With all these exotic neighbors, John Zorn’s Masada came much closer than usual to passing for a straight-up jazz quartet Tuesday night. Masada essentially treat their venue as a rotating fifth member, and it took a while for the Angel Orensanz Foundation’s echo-heavy converted church to establish rapport with them. So the group’s affectionate flexibility carried the show, drummer Joey Baron swung firmly but politely, and they stuck to the looser, mellower end of their book until Zorn poured an alto bloodbath over the end of the late set.
The next night, a quartet with Dave Lombardo (ex of Slayer), Fred Frith, and Bill Laswell (who should
really lose that beret) brought out Zorn’s worst tendencies— formless shrieking endlessly testing audience endurance— though all the Xtreme Noiz Dudes wearing Mr. Bungle T-shirts ate it up. Frith spent most of the set being drowned out; Thursday night, though, he pulled off a magnificent, playful improvised duet with Joey Baron at Angel Orensanz. A virtuoso of tone, Frith constructs extended arguments from the guitar’s less-used bits— tuning pegs, unamplified strings, paintbrushes (well, his gear includes them). Sometimes you know it’s a guitar; sometimes it’s a set of versatile electric pickups with some wood attached. He led, Baron followed (visibly itching to go bang but keeping it down), and they got a standing ovation.
On the Is This What They Call Jazz Over There? front, Osaka’s bizarro Boredoms bummed out a big crowd of devotees. Their new lineup relies on duration and repetition, a blast on record. But in the boomy South Street Seaport Atrium, with three drummers prolonging climaxes for 10 or 15 minutes straight, it was numbing. French prog-rock heroes Magma, on the other hand, had the clock on their team at their first NYC appearance in 25 years or so. I spent half an hour (meaning the first two-thirds of the first song) snickering at their excesses (extended tweedly solos, a row of vocalists harmonizing in the language that drummer Christian Vander invented, Vander’s geekgasm faces) before I noticed my middle and ring fingers curling into the international “this rocks” sign.

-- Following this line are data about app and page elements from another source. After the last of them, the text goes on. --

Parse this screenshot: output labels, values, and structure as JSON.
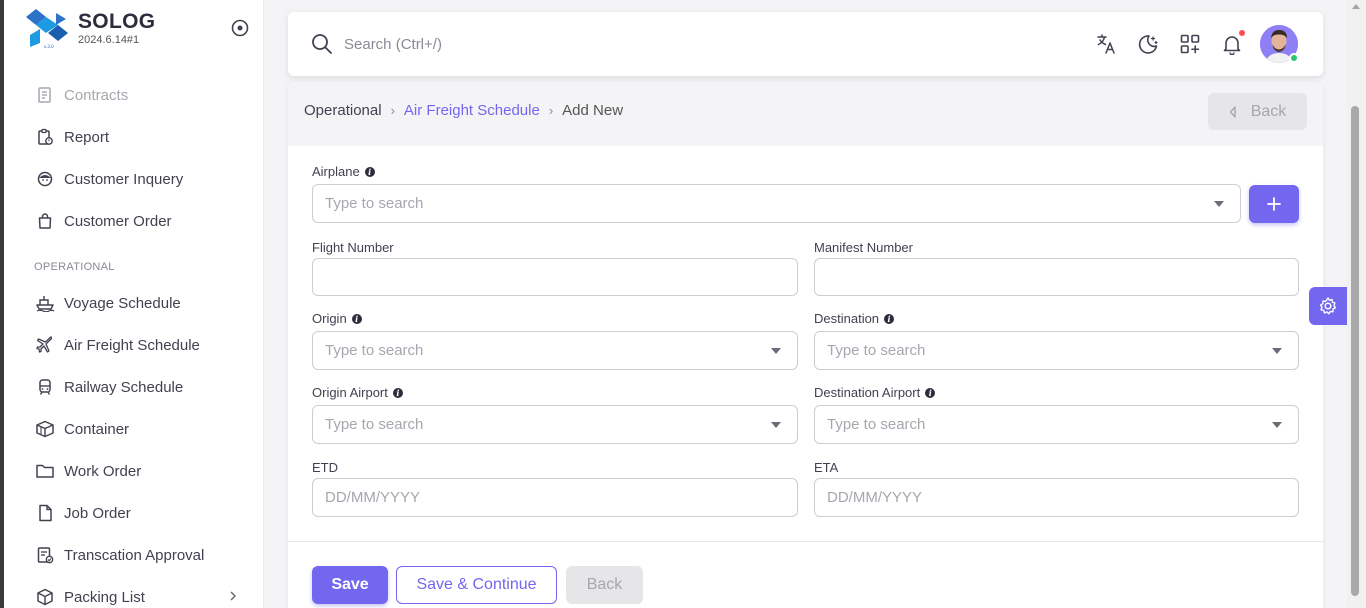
{
  "brand": {
    "name": "SOLOG",
    "version": "2024.6.14#1"
  },
  "sidebar": {
    "items_top": [
      {
        "label": "Contracts",
        "icon": "contract-icon",
        "disabled": true
      },
      {
        "label": "Report",
        "icon": "report-icon"
      },
      {
        "label": "Customer Inquery",
        "icon": "customer-inquiry-icon"
      },
      {
        "label": "Customer Order",
        "icon": "shopping-bag-icon"
      }
    ],
    "section_operational": "OPERATIONAL",
    "items_operational": [
      {
        "label": "Voyage Schedule",
        "icon": "ship-icon"
      },
      {
        "label": "Air Freight Schedule",
        "icon": "plane-icon"
      },
      {
        "label": "Railway Schedule",
        "icon": "train-icon"
      },
      {
        "label": "Container",
        "icon": "box-icon"
      },
      {
        "label": "Work Order",
        "icon": "folder-icon"
      },
      {
        "label": "Job Order",
        "icon": "file-icon"
      },
      {
        "label": "Transcation Approval",
        "icon": "approval-icon"
      },
      {
        "label": "Packing List",
        "icon": "package-icon"
      }
    ]
  },
  "topbar": {
    "search_placeholder": "Search (Ctrl+/)"
  },
  "breadcrumb": {
    "level1": "Operational",
    "level2": "Air Freight Schedule",
    "level3": "Add New"
  },
  "header_back_label": "Back",
  "form": {
    "airplane": {
      "label": "Airplane",
      "placeholder": "Type to search"
    },
    "flight_number": {
      "label": "Flight Number",
      "value": ""
    },
    "manifest_number": {
      "label": "Manifest Number",
      "value": ""
    },
    "origin": {
      "label": "Origin",
      "placeholder": "Type to search"
    },
    "destination": {
      "label": "Destination",
      "placeholder": "Type to search"
    },
    "origin_airport": {
      "label": "Origin Airport",
      "placeholder": "Type to search"
    },
    "destination_airport": {
      "label": "Destination Airport",
      "placeholder": "Type to search"
    },
    "etd": {
      "label": "ETD",
      "placeholder": "DD/MM/YYYY"
    },
    "eta": {
      "label": "ETA",
      "placeholder": "DD/MM/YYYY"
    }
  },
  "actions": {
    "save": "Save",
    "save_continue": "Save & Continue",
    "back": "Back"
  },
  "colors": {
    "primary": "#7367f0",
    "text": "#444050",
    "notification": "#ff4c51",
    "online": "#28c76f"
  }
}
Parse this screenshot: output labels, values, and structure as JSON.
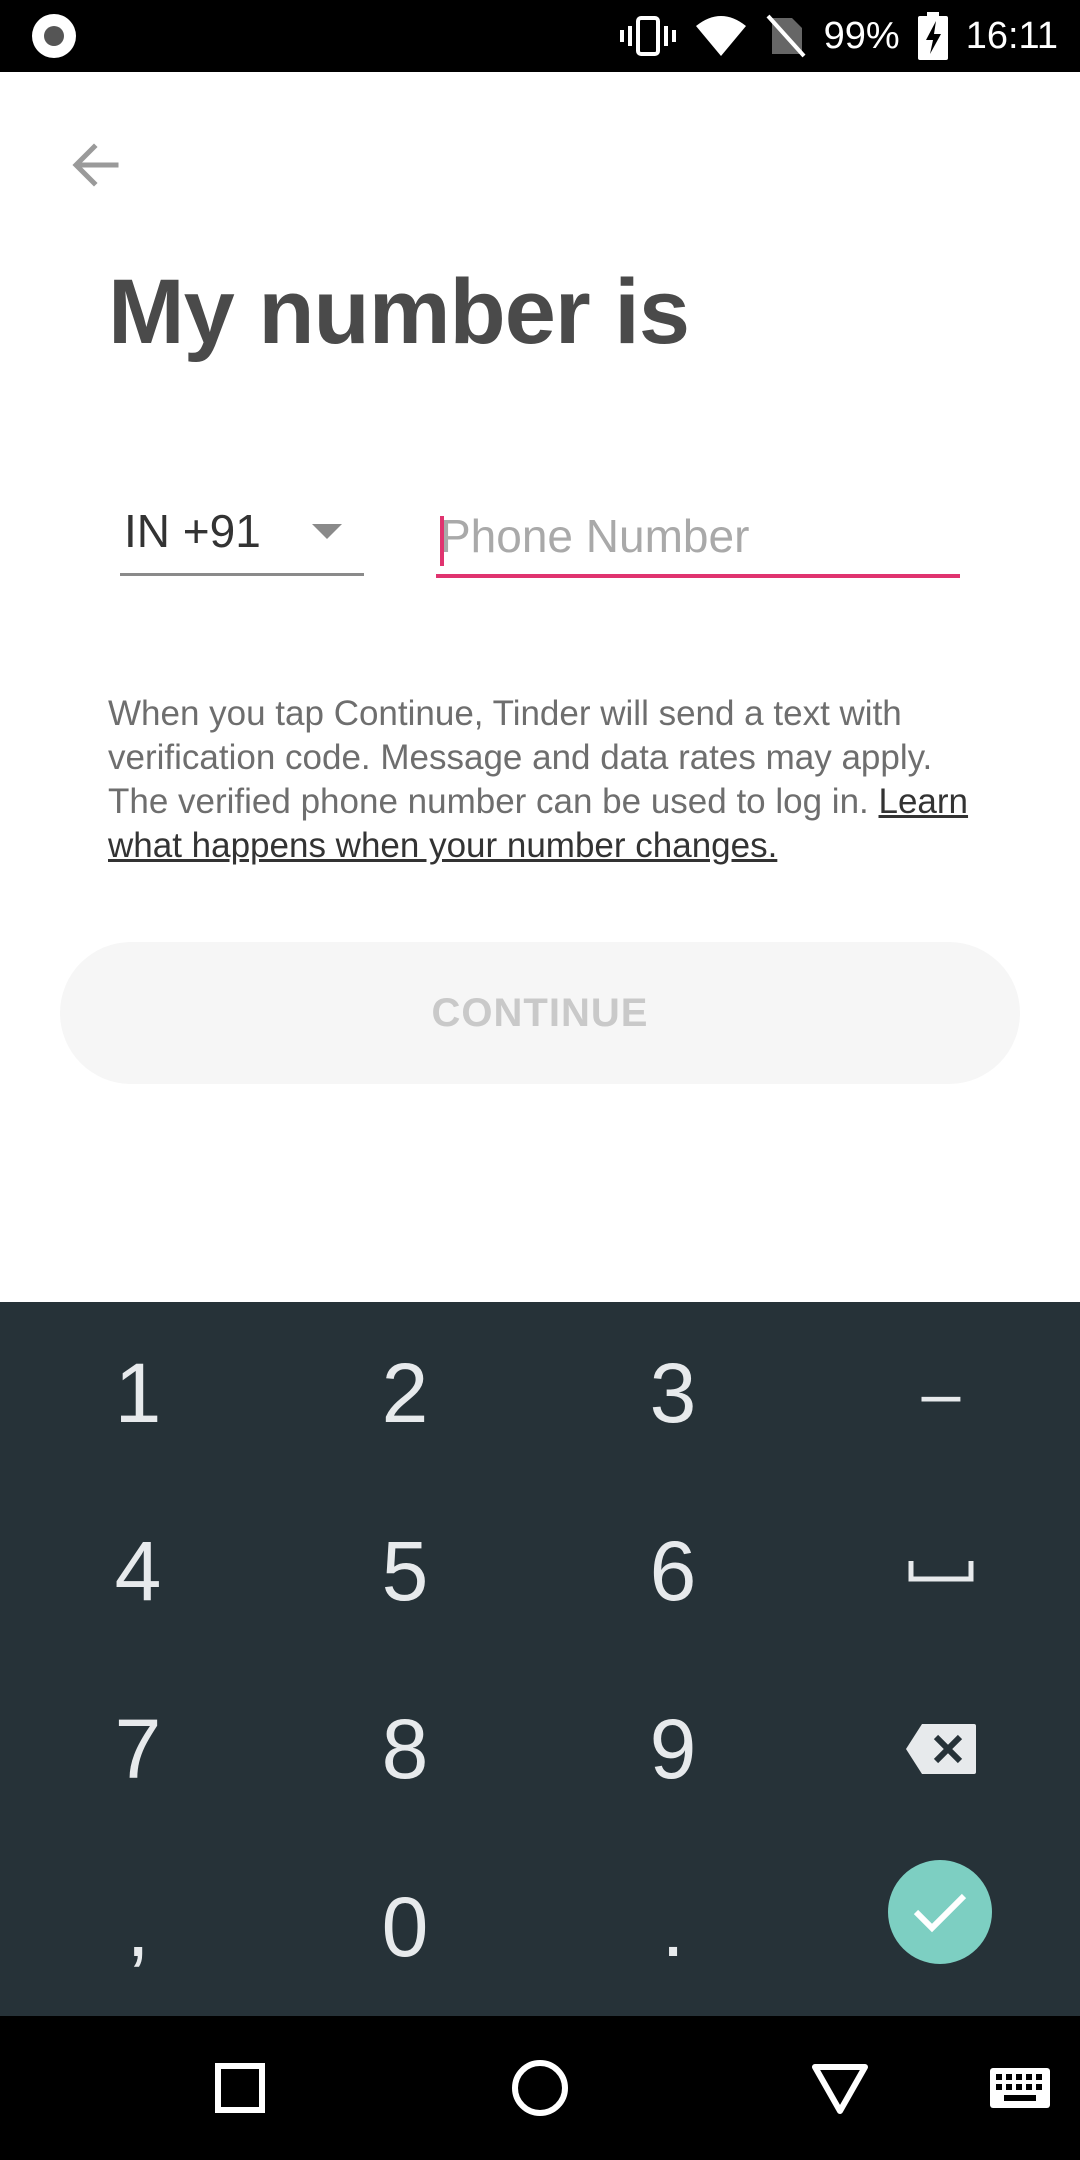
{
  "status_bar": {
    "battery_percent": "99%",
    "time": "16:11",
    "icons": [
      "record-icon",
      "vibrate-icon",
      "wifi-icon",
      "no-sim-icon",
      "battery-charging-icon"
    ]
  },
  "header": {
    "back_icon": "arrow-left-icon",
    "title": "My number is"
  },
  "form": {
    "country_code": "IN +91",
    "phone_value": "",
    "phone_placeholder": "Phone Number",
    "accent_color": "#e0336f"
  },
  "disclaimer": {
    "text": "When you tap Continue, Tinder will send a text with verification code. Message and data rates may apply. The verified phone number can be used to log in. ",
    "link_text": "Learn what happens when your number changes."
  },
  "continue_label": "CONTINUE",
  "keyboard": {
    "keys": [
      "1",
      "2",
      "3",
      "–",
      "4",
      "5",
      "6",
      "␣",
      "7",
      "8",
      "9",
      "⌫",
      ",",
      "0",
      ".",
      "✓"
    ],
    "done_color": "#7dcfc2"
  },
  "nav_bar": {
    "buttons": [
      "recents-square-icon",
      "home-circle-icon",
      "back-triangle-icon",
      "keyboard-icon"
    ]
  }
}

The biggest rock buzz, though, came from the New York Art Quartet’s 35-year reunion Sunday night at the Seaport Atrium. They had the makings of a great rock’n’roll band: a charismatic vocalist (poet Amiri Baraka, who introduced himself with an EEYAAARRRGH that swiveled heads throughout the Atrium’s food court), energetic (free-form) beats (from the masterful Milford Graves, who also contributed some speaking-in-tongues and a bit of interpretive dance), and hoots of delight from a very young crowd (most of whom wouldn’t have thought of coming if Sonic Youth hadn’t been headlining). The Youths themselves, with Ikue Mori sitting in on extra percussion, make a better guitar band than a jazz unit: their songs were confident and idiosyncratic, their improv-based piece pretty dismal. Still, they’re pointing their fans toward the fringes they love, which addresses the problem of the moment more directly. There’s no shortage of excellence in the trickier reaches of jazz right now— just of people around to hear it.